“Just like any other primary, people have some raw feelings,” the Mangiacopra supporter said. “Obviously, we all wish the outcome was different. Now Harry is our nominee and we have to work hard to get him elected. I indicated that to him, that we will give him all our resources. We’ll do what we can to pull out all the stops to see that he is elected. We’re not going to miss a beat.”
Rilling said he wants to work with the other candidates.
“I would hope we can all sit down and share ideas. Everybody can think of something, but nobody can think of everything,” he said. “This is a team approach, and I hope we can band together as a team… and share our ideas. They did have some good ideas in their campaigns, and we take the best of the best.”
One idea he singled out was a centerpiece of the Garfunkel campaign – charter revision.
“I certainly think it’s time for a charter review commission, to see what changes might be needed,” he said. “It’s high on my agenda. Looking at the cost of government is high on my agenda. Looking at different positions, perhaps there’s some duplication of effort – there could be some job consolidations.”
Rilling said the city needs a mayor that gets out in front of Norwalk’s needs and confronts them before they become problems. “We need a mayor that sees what’s coming down the road and uses the mayor’s office to work with other organizations, works with the Common Council, works with the Board of Estimate, works with the Board of Education, seeing what’s coming down the road and getting involved early on so he can make a difference, facilitate some sort of consensus and agreement.”
Answering a question about his plan to add four police officers a year for five years to bring the department strength up to just over 200 – a plan he formulated when he was chief – he said the department is currently authorized to have 181 officers but is running shorthanded due to retirements and trouble getting potential officers into the police academy. He wants to get the department up to its authorized strength.

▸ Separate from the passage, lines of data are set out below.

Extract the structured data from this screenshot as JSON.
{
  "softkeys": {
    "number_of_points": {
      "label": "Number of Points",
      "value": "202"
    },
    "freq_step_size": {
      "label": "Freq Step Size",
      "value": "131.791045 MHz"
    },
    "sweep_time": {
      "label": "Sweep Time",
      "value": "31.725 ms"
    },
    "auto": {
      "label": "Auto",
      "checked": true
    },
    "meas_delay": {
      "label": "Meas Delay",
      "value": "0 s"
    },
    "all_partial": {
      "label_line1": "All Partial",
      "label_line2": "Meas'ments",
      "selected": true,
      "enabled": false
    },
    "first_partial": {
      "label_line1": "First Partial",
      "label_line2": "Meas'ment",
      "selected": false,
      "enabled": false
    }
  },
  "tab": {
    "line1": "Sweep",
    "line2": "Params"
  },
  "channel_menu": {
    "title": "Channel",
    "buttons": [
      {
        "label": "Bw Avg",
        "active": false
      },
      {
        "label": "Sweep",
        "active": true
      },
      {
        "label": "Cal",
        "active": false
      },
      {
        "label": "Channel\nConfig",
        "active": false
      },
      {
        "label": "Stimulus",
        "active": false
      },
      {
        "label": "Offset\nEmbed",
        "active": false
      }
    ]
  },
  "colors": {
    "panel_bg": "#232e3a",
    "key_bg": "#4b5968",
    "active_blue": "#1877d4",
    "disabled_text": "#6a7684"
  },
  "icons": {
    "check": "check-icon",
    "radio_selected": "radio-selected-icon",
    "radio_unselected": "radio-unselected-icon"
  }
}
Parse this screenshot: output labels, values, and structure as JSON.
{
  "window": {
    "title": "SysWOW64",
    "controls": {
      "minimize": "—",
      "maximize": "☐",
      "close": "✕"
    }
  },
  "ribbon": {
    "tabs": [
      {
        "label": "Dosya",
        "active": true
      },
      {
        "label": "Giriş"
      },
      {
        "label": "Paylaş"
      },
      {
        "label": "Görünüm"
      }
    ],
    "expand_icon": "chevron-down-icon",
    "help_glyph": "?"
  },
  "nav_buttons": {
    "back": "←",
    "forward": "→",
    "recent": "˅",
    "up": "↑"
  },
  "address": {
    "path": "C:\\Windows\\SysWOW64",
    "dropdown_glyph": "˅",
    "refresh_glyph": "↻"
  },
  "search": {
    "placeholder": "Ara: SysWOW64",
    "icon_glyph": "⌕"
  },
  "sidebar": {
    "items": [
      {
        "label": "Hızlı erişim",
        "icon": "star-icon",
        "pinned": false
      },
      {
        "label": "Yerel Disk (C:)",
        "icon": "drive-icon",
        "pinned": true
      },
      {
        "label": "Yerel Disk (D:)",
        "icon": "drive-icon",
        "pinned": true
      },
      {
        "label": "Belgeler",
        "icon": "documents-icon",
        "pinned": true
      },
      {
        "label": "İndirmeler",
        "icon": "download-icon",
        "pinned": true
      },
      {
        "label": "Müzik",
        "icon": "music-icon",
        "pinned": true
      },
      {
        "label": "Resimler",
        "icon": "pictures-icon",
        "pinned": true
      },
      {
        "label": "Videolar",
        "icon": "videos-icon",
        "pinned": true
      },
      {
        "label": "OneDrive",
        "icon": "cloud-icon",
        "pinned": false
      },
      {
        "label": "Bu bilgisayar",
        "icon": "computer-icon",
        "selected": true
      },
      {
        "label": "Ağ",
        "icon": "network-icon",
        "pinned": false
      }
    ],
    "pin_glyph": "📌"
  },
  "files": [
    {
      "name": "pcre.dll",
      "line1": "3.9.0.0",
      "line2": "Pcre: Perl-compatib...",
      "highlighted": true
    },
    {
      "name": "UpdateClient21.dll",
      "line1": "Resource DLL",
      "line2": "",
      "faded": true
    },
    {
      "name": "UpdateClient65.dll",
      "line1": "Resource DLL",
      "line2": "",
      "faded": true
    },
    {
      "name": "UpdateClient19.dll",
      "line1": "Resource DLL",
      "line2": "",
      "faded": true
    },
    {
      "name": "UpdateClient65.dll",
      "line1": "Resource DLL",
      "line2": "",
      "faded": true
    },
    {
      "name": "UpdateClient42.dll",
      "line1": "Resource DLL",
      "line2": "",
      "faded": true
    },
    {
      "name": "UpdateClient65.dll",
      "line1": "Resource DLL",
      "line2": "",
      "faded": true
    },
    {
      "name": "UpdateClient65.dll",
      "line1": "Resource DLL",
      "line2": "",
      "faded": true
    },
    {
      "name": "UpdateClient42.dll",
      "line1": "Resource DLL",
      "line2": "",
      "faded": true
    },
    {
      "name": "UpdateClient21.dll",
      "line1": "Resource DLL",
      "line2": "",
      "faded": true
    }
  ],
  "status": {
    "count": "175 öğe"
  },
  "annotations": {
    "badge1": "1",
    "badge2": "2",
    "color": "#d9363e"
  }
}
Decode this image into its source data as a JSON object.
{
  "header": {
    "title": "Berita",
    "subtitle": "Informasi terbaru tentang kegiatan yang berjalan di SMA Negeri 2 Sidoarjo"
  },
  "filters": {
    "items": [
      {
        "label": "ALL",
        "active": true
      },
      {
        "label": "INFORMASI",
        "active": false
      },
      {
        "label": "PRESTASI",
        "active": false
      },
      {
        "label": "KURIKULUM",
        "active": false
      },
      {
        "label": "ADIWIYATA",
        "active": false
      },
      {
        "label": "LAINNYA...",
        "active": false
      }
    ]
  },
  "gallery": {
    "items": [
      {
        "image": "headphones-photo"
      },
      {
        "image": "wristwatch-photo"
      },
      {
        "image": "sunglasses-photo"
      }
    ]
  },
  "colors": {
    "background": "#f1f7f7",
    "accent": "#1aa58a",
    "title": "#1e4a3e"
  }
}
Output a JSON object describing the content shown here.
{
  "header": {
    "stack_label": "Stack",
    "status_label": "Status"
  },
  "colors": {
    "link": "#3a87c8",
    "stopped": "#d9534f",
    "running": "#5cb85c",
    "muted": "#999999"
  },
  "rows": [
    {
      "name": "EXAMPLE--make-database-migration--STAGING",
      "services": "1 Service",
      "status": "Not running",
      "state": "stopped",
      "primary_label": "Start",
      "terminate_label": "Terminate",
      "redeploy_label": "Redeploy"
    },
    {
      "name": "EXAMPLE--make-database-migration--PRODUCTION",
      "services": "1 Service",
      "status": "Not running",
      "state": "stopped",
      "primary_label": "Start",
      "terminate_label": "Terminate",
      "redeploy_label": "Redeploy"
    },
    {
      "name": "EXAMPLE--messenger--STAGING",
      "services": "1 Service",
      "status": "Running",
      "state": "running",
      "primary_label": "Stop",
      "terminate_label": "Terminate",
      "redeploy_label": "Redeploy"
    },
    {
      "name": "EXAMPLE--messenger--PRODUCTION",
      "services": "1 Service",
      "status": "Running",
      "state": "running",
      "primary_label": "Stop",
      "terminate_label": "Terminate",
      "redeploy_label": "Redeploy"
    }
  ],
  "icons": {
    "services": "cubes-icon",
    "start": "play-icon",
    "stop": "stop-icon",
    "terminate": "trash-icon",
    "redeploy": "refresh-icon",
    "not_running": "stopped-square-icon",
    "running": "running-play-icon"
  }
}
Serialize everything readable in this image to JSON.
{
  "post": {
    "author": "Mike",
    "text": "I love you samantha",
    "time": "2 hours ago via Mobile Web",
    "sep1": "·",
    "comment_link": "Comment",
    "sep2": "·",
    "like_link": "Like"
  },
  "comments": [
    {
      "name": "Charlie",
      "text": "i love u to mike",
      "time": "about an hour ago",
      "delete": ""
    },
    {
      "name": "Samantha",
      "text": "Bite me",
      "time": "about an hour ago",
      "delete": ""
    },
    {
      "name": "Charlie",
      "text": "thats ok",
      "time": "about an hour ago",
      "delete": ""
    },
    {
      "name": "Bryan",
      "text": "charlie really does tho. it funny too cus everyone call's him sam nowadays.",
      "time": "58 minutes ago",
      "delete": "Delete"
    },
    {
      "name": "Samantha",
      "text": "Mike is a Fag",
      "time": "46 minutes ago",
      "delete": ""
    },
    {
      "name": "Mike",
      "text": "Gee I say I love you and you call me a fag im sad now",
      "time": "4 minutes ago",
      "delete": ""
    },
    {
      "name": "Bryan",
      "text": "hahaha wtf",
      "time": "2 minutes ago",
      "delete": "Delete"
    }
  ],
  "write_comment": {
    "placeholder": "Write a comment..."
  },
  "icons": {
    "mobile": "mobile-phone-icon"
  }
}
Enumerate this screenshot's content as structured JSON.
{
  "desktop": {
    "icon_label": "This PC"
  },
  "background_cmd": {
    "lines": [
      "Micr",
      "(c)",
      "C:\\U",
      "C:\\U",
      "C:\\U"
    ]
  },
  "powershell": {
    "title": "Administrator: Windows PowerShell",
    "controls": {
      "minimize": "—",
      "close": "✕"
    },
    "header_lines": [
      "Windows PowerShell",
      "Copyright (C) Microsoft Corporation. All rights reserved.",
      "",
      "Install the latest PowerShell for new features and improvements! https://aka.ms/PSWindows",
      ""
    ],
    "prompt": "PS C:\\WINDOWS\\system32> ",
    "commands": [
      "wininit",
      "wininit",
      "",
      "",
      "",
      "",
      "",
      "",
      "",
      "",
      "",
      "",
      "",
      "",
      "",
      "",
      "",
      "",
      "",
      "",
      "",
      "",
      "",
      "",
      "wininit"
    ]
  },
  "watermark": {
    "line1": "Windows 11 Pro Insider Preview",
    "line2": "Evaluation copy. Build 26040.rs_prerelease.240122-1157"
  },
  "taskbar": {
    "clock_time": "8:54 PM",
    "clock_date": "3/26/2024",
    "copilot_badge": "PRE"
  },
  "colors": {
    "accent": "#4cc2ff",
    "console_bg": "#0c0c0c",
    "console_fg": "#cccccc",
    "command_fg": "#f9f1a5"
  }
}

His five-year plan, he said, was based on the city’s planned developments that would bring more residents and business and require more services. However, he said, those projects – Wall Street, Waypointe, 95/7 – stalled, putting the need for services on hold. Those developments, he said, would have generated tax revenue for the city that would have paid for more police officers.
“We can’t overtax citizens,” he said. “We have to bring in a revenue stream before we can add services.”